More than 90 percent of all bee species are not organized in colonies, but fight their way through life alone.
The bacteria building your baby
Australian researchers have laid to rest a longstanding controversy: is the womb sterile?
Detecting bacteria in space
A new genomic approach provides a glimpse into the diverse bacterial ecosystem on the International Space Station.
Hopping bacteria
Scientists have long known that key models of bacterial movement in real-world conditions are flawed.
Bacteria uses viral weapon against other bacteria
Bacterial cells use both a virus -- traditionally thought to be an enemy -- and a prehistoric viral protein to kill other bacteria that competes with it for food according to an international team of researchers who believe this has potential implications for future infectious disease treatment.
Drug diversity in bacteria
Bacteria produce a cocktail of various bioactive natural products in order to survive in hostile environments with competing (micro)organisms.
Bacteria walk (a bit) like we do
EPFL biophysicists have been able to directly study the way bacteria move on surfaces, revealing a molecular machinery reminiscent of motor reflexes.
Using bacteria to create a water filter that kills bacteria
Engineers have created a bacteria-filtering membrane using graphene oxide and bacterial nanocellulose.
Probiotics are not always 'good bacteria'
Researchers from the Cockrell School of Engineering were able to shed light on a part of the human body - the digestive system -- where many questions remain unanswered.
More Bacteria News and Bacteria Current Events

Top Science Podcasts

We have hand picked the top science podcasts of 2019.
Now Playing: TED Radio Hour

Risk
Why do we revere risk-takers, even when their actions terrify us? Why are some better at taking risks than others? This hour, TED speakers explore the alluring, dangerous, and calculated sides of risk. Guests include professional rock climber Alex Honnold, economist Mariana Mazzucato, psychology researcher Kashfia Rahman, structural engineer and bridge designer Ian Firth, and risk intelligence expert Dylan Evans.
Now Playing: Science for the People

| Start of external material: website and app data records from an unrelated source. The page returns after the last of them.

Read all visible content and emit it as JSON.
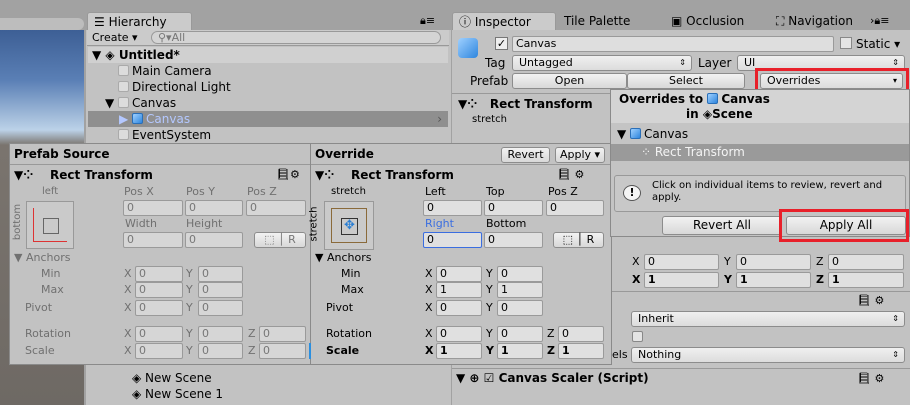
{
  "hierarchy": {
    "tab": "Hierarchy",
    "create": "Create",
    "search_placeholder": "All",
    "scene": "Untitled*",
    "items": [
      "Main Camera",
      "Directional Light",
      "Canvas",
      "Canvas",
      "EventSystem"
    ],
    "scenes": [
      "New Scene",
      "New Scene 1"
    ]
  },
  "inspector": {
    "tabs": [
      "Inspector",
      "Tile Palette",
      "Occlusion",
      "Navigation"
    ],
    "name": "Canvas",
    "static": "Static",
    "tag_label": "Tag",
    "tag": "Untagged",
    "layer_label": "Layer",
    "layer": "UI",
    "prefab_label": "Prefab",
    "open": "Open",
    "select": "Select",
    "overrides": "Overrides",
    "component": "Rect Transform",
    "stretch": "stretch",
    "rows": {
      "x0": "0",
      "y0": "0",
      "z0": "0",
      "x1": "1",
      "y1": "1",
      "z1": "1"
    },
    "render_mode": "Inherit",
    "layers_label": "els",
    "layers": "Nothing",
    "scaler": "Canvas Scaler (Script)"
  },
  "source": {
    "title": "Prefab Source",
    "component": "Rect Transform",
    "anchor_top": "left",
    "anchor_side": "bottom",
    "h1": [
      "Pos X",
      "Pos Y",
      "Pos Z"
    ],
    "v1": [
      "0",
      "0",
      "0"
    ],
    "h2": [
      "Width",
      "Height"
    ],
    "v2": [
      "0",
      "0"
    ],
    "r": "R",
    "anchors": "Anchors",
    "min": "Min",
    "max": "Max",
    "pivot": "Pivot",
    "rotation": "Rotation",
    "scale": "Scale",
    "min_v": [
      "0",
      "0"
    ],
    "max_v": [
      "0",
      "0"
    ],
    "pivot_v": [
      "0",
      "0"
    ],
    "rot_v": [
      "0",
      "0",
      "0"
    ],
    "scale_v": [
      "0",
      "0",
      "0"
    ]
  },
  "override": {
    "title": "Override",
    "revert": "Revert",
    "apply": "Apply",
    "component": "Rect Transform",
    "anchor_top": "stretch",
    "anchor_side": "stretch",
    "h1": [
      "Left",
      "Top",
      "Pos Z"
    ],
    "v1": [
      "0",
      "0",
      "0"
    ],
    "h2": [
      "Right",
      "Bottom"
    ],
    "v2": [
      "0",
      "0"
    ],
    "r": "R",
    "anchors": "Anchors",
    "min": "Min",
    "max": "Max",
    "pivot": "Pivot",
    "rotation": "Rotation",
    "scale": "Scale",
    "min_v": [
      "0",
      "0"
    ],
    "max_v": [
      "1",
      "1"
    ],
    "pivot_v": [
      "0",
      "0"
    ],
    "rot_v": [
      "0",
      "0",
      "0"
    ],
    "scale_v": [
      "1",
      "1",
      "1"
    ]
  },
  "overrides_popup": {
    "title_a": "Overrides to",
    "title_obj": "Canvas",
    "title_b": "in",
    "title_scene": "Scene",
    "tree_root": "Canvas",
    "tree_child": "Rect Transform",
    "info": "Click on individual items to review, revert and apply.",
    "revert_all": "Revert All",
    "apply_all": "Apply All"
  },
  "axes": {
    "x": "X",
    "y": "Y",
    "z": "Z"
  },
  "colors": {
    "highlight": "#e8202a",
    "selected_text": "#3b6ee0"
  }
}
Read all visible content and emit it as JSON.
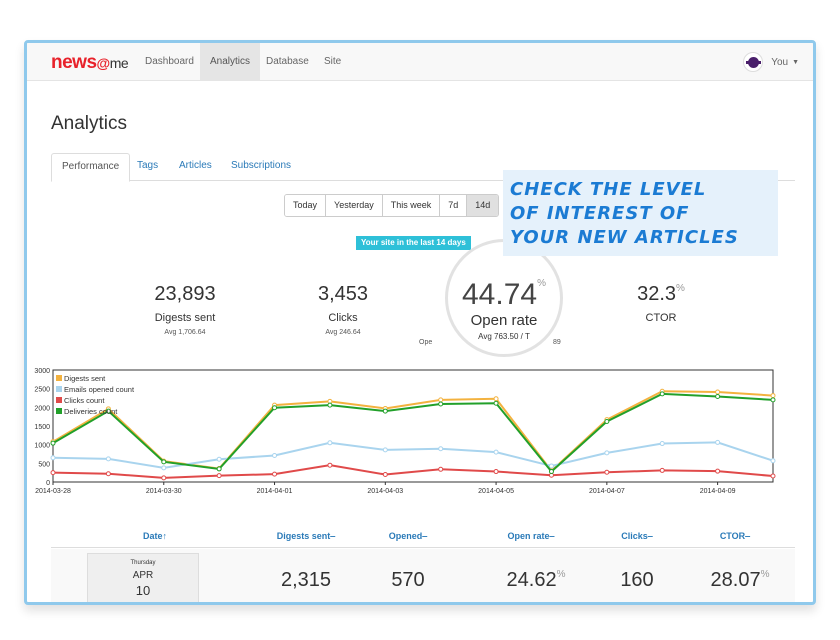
{
  "brand": {
    "news": "news",
    "at": "@",
    "me": "me"
  },
  "nav": {
    "items": [
      {
        "label": "Dashboard",
        "active": false
      },
      {
        "label": "Analytics",
        "active": true
      },
      {
        "label": "Database",
        "active": false
      },
      {
        "label": "Site",
        "active": false
      }
    ],
    "user": "You"
  },
  "page": {
    "title": "Analytics"
  },
  "tabs": [
    {
      "label": "Performance",
      "active": true
    },
    {
      "label": "Tags",
      "active": false
    },
    {
      "label": "Articles",
      "active": false
    },
    {
      "label": "Subscriptions",
      "active": false
    }
  ],
  "ranges": [
    {
      "label": "Today",
      "active": false
    },
    {
      "label": "Yesterday",
      "active": false
    },
    {
      "label": "This week",
      "active": false
    },
    {
      "label": "7d",
      "active": false
    },
    {
      "label": "14d",
      "active": true
    }
  ],
  "badge": "Your site in the last 14 days",
  "callout": [
    "Check the level",
    "of interest of",
    "your new articles"
  ],
  "kpis": {
    "digests": {
      "value": "23,893",
      "label": "Digests sent",
      "sub": "Avg 1,706.64"
    },
    "clicks": {
      "value": "3,453",
      "label": "Clicks",
      "sub": "Avg 246.64"
    },
    "open_rate": {
      "value": "44.74",
      "unit": "%",
      "label": "Open rate",
      "sub": "Avg 763.50 / T",
      "sub_left": "Ope",
      "sub_right": "89"
    },
    "ctor": {
      "value": "32.3",
      "unit": "%",
      "label": "CTOR"
    }
  },
  "chart_data": {
    "type": "line",
    "x": [
      "2014-03-28",
      "2014-03-29",
      "2014-03-30",
      "2014-03-31",
      "2014-04-01",
      "2014-04-02",
      "2014-04-03",
      "2014-04-04",
      "2014-04-05",
      "2014-04-06",
      "2014-04-07",
      "2014-04-08",
      "2014-04-09",
      "2014-04-10"
    ],
    "xticks": [
      "2014-03-28",
      "2014-03-30",
      "2014-04-01",
      "2014-04-03",
      "2014-04-05",
      "2014-04-07",
      "2014-04-09"
    ],
    "ylim": [
      0,
      3000
    ],
    "yticks": [
      0,
      500,
      1000,
      1500,
      2000,
      2500,
      3000
    ],
    "legend_position": "top-left",
    "series": [
      {
        "name": "Digests sent",
        "color": "#f3b23f",
        "values": [
          1080,
          1960,
          560,
          360,
          2060,
          2160,
          1970,
          2200,
          2230,
          300,
          1670,
          2430,
          2410,
          2315
        ]
      },
      {
        "name": "Emails opened count",
        "color": "#a9d4ee",
        "values": [
          650,
          620,
          380,
          610,
          710,
          1050,
          860,
          890,
          800,
          430,
          780,
          1030,
          1060,
          570
        ]
      },
      {
        "name": "Clicks count",
        "color": "#e04a4a",
        "values": [
          250,
          220,
          110,
          170,
          210,
          450,
          200,
          340,
          280,
          180,
          260,
          310,
          290,
          160
        ]
      },
      {
        "name": "Deliveries count",
        "color": "#22a02a",
        "values": [
          1040,
          1900,
          540,
          350,
          1990,
          2060,
          1900,
          2090,
          2110,
          280,
          1620,
          2360,
          2290,
          2200
        ]
      }
    ]
  },
  "table": {
    "headers": [
      {
        "label": "Date",
        "sort": "↑"
      },
      {
        "label": "Digests sent",
        "sort": "‒"
      },
      {
        "label": "Opened",
        "sort": "‒"
      },
      {
        "label": "Open rate",
        "sort": "‒"
      },
      {
        "label": "Clicks",
        "sort": "‒"
      },
      {
        "label": "CTOR",
        "sort": "‒"
      }
    ],
    "row": {
      "day": "Thursday",
      "month": "APR",
      "date": "10",
      "digests": "2,315",
      "opened": "570",
      "open_rate": "24.62",
      "clicks": "160",
      "ctor": "28.07",
      "unit": "%"
    }
  }
}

#541 Wayfinding
These days when we want to know where we are or how to get where we want to go, most of us will pull out a smart phone with a built-in GPS and map app. Some of us old timers might still use an old school paper map from time to time. But we didn't always used to lean so heavily on maps and technology, and in some remote places of the world some people still navigate and wayfind their way without the aid of these tools... and in some cases do better without them. This week, host Rachelle Saunders...
Now Playing: Radiolab

Dolly Parton's America: Neon Moss
Today on Radiolab, we're bringing you the fourth episode of Jad's special series, Dolly Parton's America. In this episode, Jad goes back up the mountain to visit Dolly's actual Tennessee mountain home, where she tells stories about her first trips out of the holler. Back on the mountaintop, standing under the rain by the Little Pigeon River, the trip triggers memories of Jad's first visit to his father's childhood home, and opens the gateway to dizzying stories of music and migration. Support Radiolab today at Radiolab.org/donate.